WHAT TO WORK ON. If a line below contains the word "meta", count it; give only the total.

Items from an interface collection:
◇ ◇ ◇ ◇ ◇ ◇ ◇
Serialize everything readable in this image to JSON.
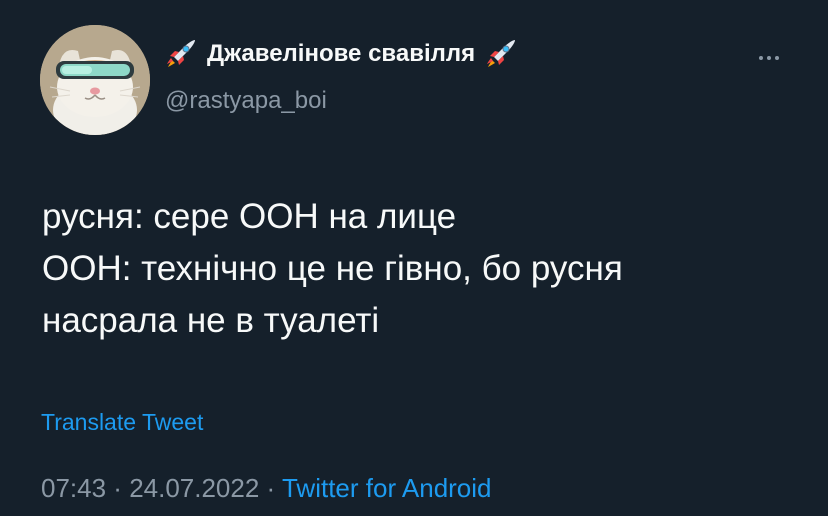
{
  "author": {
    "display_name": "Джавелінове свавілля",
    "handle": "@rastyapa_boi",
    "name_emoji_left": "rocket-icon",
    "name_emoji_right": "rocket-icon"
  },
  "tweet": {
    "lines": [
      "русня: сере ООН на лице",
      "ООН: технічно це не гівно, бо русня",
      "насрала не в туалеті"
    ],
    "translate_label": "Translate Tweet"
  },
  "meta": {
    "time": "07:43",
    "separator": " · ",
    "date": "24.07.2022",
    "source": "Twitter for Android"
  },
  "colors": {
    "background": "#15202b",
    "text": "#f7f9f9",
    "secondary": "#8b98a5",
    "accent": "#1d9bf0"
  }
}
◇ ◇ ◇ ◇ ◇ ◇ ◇
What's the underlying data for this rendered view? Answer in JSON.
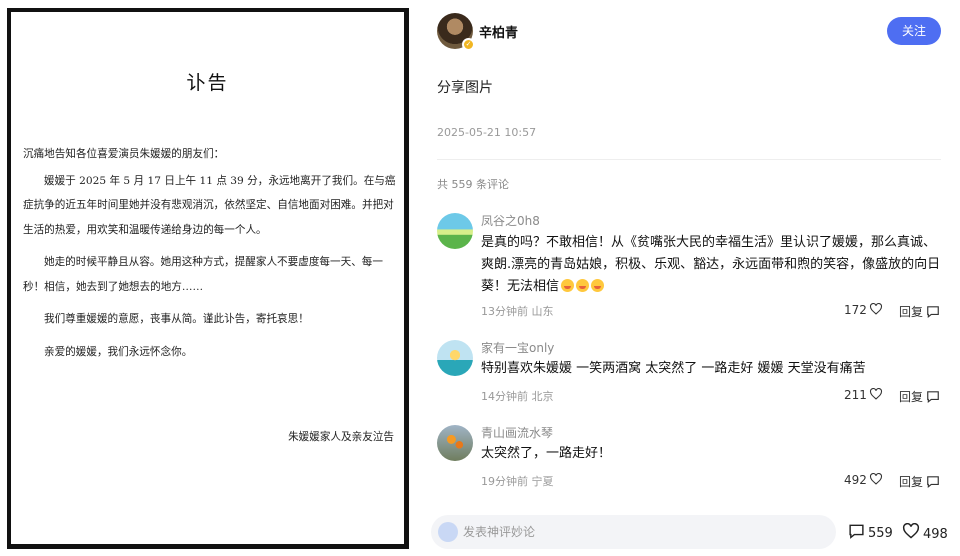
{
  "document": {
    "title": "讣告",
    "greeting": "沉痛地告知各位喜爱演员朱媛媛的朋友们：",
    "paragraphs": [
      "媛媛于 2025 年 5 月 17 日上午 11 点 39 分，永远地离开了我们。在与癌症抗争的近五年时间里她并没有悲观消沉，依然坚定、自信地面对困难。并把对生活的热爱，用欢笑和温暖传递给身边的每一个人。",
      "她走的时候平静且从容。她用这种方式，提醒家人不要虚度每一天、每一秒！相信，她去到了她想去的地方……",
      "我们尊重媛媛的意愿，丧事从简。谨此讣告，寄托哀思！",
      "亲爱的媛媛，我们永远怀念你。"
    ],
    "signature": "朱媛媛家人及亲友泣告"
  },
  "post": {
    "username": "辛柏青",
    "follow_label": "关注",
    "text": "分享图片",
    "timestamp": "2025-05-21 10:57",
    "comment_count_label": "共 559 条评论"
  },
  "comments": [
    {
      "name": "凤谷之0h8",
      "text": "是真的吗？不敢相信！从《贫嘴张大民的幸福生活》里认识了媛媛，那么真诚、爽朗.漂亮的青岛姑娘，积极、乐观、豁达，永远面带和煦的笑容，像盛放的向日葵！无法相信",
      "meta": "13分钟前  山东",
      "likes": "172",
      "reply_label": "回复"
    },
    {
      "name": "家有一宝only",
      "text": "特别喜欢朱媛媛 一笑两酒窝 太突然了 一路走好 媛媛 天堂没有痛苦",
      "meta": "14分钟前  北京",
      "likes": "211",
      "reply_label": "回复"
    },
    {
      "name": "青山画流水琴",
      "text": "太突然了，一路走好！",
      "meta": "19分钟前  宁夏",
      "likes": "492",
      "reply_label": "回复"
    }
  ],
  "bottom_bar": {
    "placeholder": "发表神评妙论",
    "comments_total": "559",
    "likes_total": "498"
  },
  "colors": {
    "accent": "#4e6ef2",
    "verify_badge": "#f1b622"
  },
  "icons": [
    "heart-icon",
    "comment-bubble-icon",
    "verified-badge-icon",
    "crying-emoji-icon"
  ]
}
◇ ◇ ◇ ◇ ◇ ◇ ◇
RESPONSE BOX. 4